You know that exciting phase when you initially get to know someone. The first time you go out it’s a blast, so you do it a second time and it’s even better and then …
If I was a writing this story in a New Zealand context, it would end with: “You go out together for a third time, decide you have something good and continue with the momentum.”
Super busy this week!
In a Danish context, however, this story would end with the following: “You were super busy for a week, so you didn’t see him. Then he suddenly remembered he had a cousin’s birthday at the weekend, and after that he went on a ski holiday for a week. When he got back you arranged to meet up, but by that stage you had already planned a trip to Sweden. After four weeks of this, you both gently stopped trying to make plans with each other and concluded that it just wasn’t meant to be.”

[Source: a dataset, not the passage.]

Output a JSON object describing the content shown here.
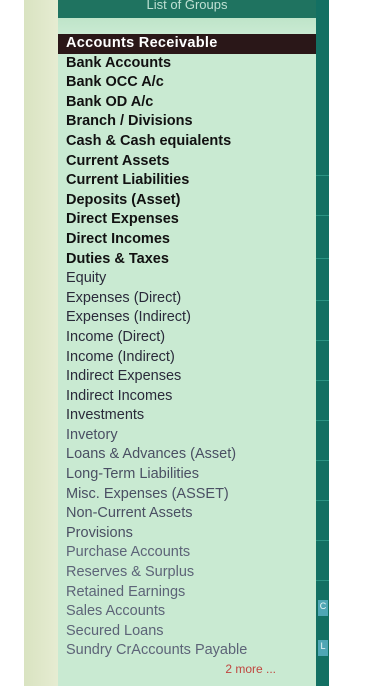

I refer to these kinds of encounters as “relationship suicide by scheduling”.
It’s where great chemistry and connection die purely because the crucial momentum of the relationship was lost in a haze of busy schedules and plans.
Two weeks on Friday?
Coming from New Zealand, I find it hard enough to have friends here who plan so far in advance, let alone the men I want to date. Recently a guy I met at a party asked me out, which I found very sweet …
… until he wrote: “How does two weeks from Friday sound?”
I couldn’t stop thinking how much of a turn-off it was. It’s like something my dentist would say to me – but even then, if I were really in pain, he’d see me tomorrow.
You see, romance and attraction thrive on the idea of spontaneity and impulsiveness. There has to be an element of finding the other person so wonderful to be around that you couldn’t possibly wait two weeks to see them.
But sadly, by booking themselves with so many activities and appointments, the Danes have managed to kill this crucial attraction stage that requires regular periods of time together (and I’m not talking once every fortnight).
Now, don’t get me wrong, there’s nothing wrong with having a full life, but the reality of the Danish approach is that people are missing out on great relationships purely because they’re just not willing to make a dent in their diaries.
It’s as if busyness has now replaced partnerships as the new symbol of social status in Denmark.
If you can’t beat ’em …
They say if you can’t beat them, then join them, but I feel extremely nerdy if I plan too much. My cultural upbringing discourages me from planning too far in advance as it goes against the ‘chilled out’ attitude we pride ourselves on.
So in order to stay true to my culture and to myself, I’ll be keeping my schedule a little more flexible. So when that crucial stage of momentum-building comes along, I’m not bound by endless pages of appointments.